- Emptiness Appraised: A Critical Study of Nagarjuna's Philosophy
An oft-quoted Buddhist adage urges the practitioner to test Buddhist teachings with analytic reasoning. The teachings should not be accepted dogmatically, many Buddhist traditions emphasize, but tested as gold is analyzed to determine its true value. In his carefully argued book Emptiness Appraised: A Critical Study of Nāgārjuna's Philosophy, David Burton, who informs the reader that he is undertaking his study as a Buddhist seeking to understand the tradition to which he is committed, has sought to put Nāgārjuna's philosophy of emptiness (śūnyatā) to the test of critical reason.
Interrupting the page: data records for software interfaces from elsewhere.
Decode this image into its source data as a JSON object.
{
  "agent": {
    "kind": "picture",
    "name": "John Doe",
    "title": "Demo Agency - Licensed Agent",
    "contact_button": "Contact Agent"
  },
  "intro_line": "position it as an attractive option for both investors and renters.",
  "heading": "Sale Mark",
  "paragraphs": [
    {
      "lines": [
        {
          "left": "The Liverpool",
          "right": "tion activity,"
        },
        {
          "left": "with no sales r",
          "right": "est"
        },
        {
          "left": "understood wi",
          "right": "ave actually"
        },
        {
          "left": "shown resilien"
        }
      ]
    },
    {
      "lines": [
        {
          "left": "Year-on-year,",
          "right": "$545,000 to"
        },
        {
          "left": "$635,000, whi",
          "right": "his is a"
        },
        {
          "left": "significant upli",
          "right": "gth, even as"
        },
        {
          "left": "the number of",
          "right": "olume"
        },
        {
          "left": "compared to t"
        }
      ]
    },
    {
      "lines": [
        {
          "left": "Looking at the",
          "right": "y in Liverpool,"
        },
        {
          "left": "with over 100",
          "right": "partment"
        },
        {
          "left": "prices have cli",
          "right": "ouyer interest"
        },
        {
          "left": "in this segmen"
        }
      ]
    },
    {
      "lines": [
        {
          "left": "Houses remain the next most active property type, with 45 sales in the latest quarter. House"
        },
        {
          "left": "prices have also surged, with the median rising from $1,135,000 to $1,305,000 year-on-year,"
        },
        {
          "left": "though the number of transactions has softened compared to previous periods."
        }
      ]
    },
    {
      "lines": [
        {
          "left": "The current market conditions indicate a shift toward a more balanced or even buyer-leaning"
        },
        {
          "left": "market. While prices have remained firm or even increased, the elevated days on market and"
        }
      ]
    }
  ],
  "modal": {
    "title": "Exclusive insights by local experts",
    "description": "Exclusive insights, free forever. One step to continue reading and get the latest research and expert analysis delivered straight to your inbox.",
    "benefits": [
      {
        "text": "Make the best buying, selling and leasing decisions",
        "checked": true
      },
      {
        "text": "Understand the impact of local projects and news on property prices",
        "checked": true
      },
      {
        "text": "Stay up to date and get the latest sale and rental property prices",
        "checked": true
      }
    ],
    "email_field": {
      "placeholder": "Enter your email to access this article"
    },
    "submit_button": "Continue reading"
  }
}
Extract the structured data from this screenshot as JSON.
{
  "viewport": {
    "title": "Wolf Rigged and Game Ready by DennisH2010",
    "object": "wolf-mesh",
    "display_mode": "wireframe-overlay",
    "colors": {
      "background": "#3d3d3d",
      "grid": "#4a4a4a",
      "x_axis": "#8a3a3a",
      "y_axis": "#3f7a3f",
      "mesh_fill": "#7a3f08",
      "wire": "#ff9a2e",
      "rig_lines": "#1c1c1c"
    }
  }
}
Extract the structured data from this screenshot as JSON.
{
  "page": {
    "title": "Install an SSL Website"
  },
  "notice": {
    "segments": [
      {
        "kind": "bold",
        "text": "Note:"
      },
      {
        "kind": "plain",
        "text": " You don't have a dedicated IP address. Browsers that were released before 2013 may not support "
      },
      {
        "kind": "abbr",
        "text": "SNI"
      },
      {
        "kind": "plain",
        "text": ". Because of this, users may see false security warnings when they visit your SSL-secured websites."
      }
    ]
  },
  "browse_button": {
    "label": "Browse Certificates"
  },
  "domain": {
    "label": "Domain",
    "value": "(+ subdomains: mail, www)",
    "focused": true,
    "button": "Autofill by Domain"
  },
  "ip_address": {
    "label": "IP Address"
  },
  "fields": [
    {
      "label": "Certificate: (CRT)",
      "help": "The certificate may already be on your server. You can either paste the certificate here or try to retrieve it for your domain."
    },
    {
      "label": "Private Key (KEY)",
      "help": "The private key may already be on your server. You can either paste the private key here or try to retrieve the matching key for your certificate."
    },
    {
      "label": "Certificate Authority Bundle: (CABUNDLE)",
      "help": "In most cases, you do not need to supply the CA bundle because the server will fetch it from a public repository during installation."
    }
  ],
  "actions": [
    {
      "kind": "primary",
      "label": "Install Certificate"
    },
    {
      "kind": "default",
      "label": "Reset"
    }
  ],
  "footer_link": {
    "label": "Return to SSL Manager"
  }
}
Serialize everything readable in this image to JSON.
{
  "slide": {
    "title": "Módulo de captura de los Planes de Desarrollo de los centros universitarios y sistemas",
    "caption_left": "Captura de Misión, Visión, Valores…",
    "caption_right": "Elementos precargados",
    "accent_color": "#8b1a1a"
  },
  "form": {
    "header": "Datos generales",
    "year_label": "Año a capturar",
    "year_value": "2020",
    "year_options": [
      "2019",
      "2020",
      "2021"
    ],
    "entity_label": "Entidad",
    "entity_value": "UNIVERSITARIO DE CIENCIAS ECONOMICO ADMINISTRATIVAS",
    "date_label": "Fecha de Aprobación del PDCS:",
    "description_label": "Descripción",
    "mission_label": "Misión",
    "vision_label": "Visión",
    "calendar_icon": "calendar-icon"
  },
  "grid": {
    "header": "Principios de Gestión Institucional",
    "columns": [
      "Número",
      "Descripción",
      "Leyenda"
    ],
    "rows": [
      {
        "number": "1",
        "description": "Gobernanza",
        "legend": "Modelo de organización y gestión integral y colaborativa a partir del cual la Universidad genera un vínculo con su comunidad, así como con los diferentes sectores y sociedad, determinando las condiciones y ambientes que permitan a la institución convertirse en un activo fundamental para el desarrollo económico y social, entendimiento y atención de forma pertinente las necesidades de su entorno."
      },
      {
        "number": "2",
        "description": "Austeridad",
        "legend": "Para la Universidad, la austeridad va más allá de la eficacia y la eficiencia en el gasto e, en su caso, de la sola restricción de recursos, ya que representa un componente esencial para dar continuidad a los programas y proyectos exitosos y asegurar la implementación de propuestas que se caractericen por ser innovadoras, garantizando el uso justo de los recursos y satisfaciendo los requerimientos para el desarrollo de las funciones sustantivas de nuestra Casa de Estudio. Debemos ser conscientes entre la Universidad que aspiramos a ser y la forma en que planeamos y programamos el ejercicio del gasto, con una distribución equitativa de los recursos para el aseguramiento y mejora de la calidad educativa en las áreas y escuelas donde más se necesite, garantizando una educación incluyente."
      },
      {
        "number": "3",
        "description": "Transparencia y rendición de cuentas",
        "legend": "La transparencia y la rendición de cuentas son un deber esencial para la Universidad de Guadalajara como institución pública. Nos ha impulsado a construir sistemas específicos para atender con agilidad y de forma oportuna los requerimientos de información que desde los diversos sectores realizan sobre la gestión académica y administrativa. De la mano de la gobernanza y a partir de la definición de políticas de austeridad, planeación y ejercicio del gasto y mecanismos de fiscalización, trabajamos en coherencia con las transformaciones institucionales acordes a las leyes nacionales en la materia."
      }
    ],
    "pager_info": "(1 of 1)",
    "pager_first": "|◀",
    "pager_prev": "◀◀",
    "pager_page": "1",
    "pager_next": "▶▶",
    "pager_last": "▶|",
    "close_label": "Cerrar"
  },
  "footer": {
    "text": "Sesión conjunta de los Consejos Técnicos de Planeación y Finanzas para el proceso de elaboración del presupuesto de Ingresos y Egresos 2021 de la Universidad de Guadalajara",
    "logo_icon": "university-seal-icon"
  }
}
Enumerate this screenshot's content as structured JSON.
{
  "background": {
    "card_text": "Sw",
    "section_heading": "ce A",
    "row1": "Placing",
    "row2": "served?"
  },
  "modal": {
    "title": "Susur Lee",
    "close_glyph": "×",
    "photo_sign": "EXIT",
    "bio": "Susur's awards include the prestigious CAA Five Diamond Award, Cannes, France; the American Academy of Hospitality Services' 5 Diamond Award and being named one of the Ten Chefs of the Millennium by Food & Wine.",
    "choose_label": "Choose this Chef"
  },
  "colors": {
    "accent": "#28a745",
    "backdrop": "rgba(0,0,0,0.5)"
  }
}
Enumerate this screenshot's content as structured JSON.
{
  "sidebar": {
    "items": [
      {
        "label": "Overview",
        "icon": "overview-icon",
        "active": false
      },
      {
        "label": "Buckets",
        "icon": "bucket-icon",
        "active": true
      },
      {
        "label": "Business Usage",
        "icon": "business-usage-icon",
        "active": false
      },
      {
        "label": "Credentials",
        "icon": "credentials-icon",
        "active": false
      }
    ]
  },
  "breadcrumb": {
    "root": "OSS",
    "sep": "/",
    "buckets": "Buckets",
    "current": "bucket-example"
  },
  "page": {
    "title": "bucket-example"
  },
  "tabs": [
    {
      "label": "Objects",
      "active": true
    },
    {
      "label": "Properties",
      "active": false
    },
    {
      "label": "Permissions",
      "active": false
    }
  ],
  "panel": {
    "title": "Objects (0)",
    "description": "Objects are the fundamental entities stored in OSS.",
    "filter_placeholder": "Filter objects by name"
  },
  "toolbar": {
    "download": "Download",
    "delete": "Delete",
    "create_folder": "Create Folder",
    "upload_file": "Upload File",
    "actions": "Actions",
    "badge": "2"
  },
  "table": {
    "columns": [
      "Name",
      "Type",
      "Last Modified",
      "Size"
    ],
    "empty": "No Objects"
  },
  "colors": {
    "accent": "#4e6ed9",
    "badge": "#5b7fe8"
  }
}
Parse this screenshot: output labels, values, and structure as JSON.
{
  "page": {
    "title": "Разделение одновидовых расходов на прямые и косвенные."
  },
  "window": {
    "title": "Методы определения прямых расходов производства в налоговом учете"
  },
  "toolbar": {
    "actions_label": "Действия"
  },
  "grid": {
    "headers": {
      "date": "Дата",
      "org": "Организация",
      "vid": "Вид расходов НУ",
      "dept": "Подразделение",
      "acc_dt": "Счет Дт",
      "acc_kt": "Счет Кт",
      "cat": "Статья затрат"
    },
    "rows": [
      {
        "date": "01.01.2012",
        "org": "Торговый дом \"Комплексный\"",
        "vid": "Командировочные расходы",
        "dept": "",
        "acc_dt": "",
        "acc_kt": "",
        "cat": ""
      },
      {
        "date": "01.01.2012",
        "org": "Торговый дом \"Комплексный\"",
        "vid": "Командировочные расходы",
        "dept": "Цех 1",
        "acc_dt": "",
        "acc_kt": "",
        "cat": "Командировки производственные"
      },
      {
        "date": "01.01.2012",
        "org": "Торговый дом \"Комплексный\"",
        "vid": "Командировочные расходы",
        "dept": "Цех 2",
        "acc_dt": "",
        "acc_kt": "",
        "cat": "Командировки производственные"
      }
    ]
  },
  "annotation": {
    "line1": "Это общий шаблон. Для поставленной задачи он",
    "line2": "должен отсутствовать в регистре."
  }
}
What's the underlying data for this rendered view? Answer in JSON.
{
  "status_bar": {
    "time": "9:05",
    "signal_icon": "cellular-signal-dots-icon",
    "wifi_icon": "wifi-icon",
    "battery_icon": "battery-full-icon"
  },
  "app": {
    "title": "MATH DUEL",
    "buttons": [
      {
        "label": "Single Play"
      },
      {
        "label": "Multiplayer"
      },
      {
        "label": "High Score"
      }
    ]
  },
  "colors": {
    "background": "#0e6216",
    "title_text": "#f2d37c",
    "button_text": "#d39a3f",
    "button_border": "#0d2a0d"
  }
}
The result, according to Burton, is a resounding failure: Nāgārjuna's arguments, he claims, are generally fallacious, and their most significant conclusions philosophically untenable.
Burton describes his project as twofold: the "ascertainment" and "appraisal" of Nāgārjuna's philosophy of śūnyatā. By giving a thorough exposition of Nāgārjuna's understanding of śūnyatā Burton ambitiously hopes to resolve debates between the many competing interpretations of Nāgārjuna's thought. Although his arguments are based on close readings of the texts and occasionally draw on Indian and Tibetan sources, Burton is not primarily interested in philological questions or tracing the various commentarial traditions. The central concern of this text is philosophical, an inquiry into the epistemological and ontological consequences of Nāgārjuna's philosophical use of śūnyatā. In the first part of the book Burton addresses three questions: What is the status of Nāgārjuna's knowledge claims, and more specifically, is Nāgārjuna a skeptic? How is Nāgārjuna's claim that ultimate knowledge is nonconceptual to be understood? And, does Nāgārjuna's account of śūnyatā entail nihilism? The second part of the book is concerned with the motivation and philosophical success of Nāgārjuna's critiques of Nyāya epistemology.
Nāgārjuna famously claims to hold no view, and, further, that those who hold śūnyatā as a view are incurable. For this reason Matilal, Hayes, and numerous other scholars have characterized Nāgārjuna as a skeptic. What, then, Burton asks, is the status of Nāgārjuna's knowledge claims that all entities lack an essence, or own-nature (svabhāva)? To answer this question Burton gives an account of both Academic and Pyrrhonian Skepticism, and shows that Nāgārjuna is not a skeptic in either of these two classical senses. That is, Nāgārjuna does not argue that knowledge of things as they are is impossible, nor does he argue that there is no legitimate rational adjudication between views. Instead, Nāgārjuna claims that he does have knowledge of how things are, most prominently the knowledge that all entities lack svabhāva, and thus he cannot be considered a skeptic.
The knowledge claim that all entities lack svabhāva leads, according to Burton, to a paradox in Nāgārjuna's thought. For Nāgārjuna also claims that reality is ultimately nonconceptual and inexpressible. If reality is ultimately beyond concept and expression, how can Nāgārjuna conceive of and express the ultimate nature of [End Page 602] things as śūnyatā? Burton suggests two possible responses: either Nāgārjuna is equivocating in his use of the word "reality," or he is using language imprecisely and really does not intend to characterize the knowledge of ultimate reality as beyond concept or expression, but is instead describing the meditative experience of knowing that reality. Burton considers the latter interpretation to have been Nāgārjuna's position, but argues that both interpretations are philosophically and spiritually barren.
According to Burton, once Nāgārjuna has made the distinction between un-conceptualizable ultimate truth and conventional truth that can be conceptualized, it will be impossible to understand how the two levels of truth and reality can relate to each other. Moreover, according to Burton, there can be no śūnyatā of entities as objects for meditative knowledge because Nāgārjuna is...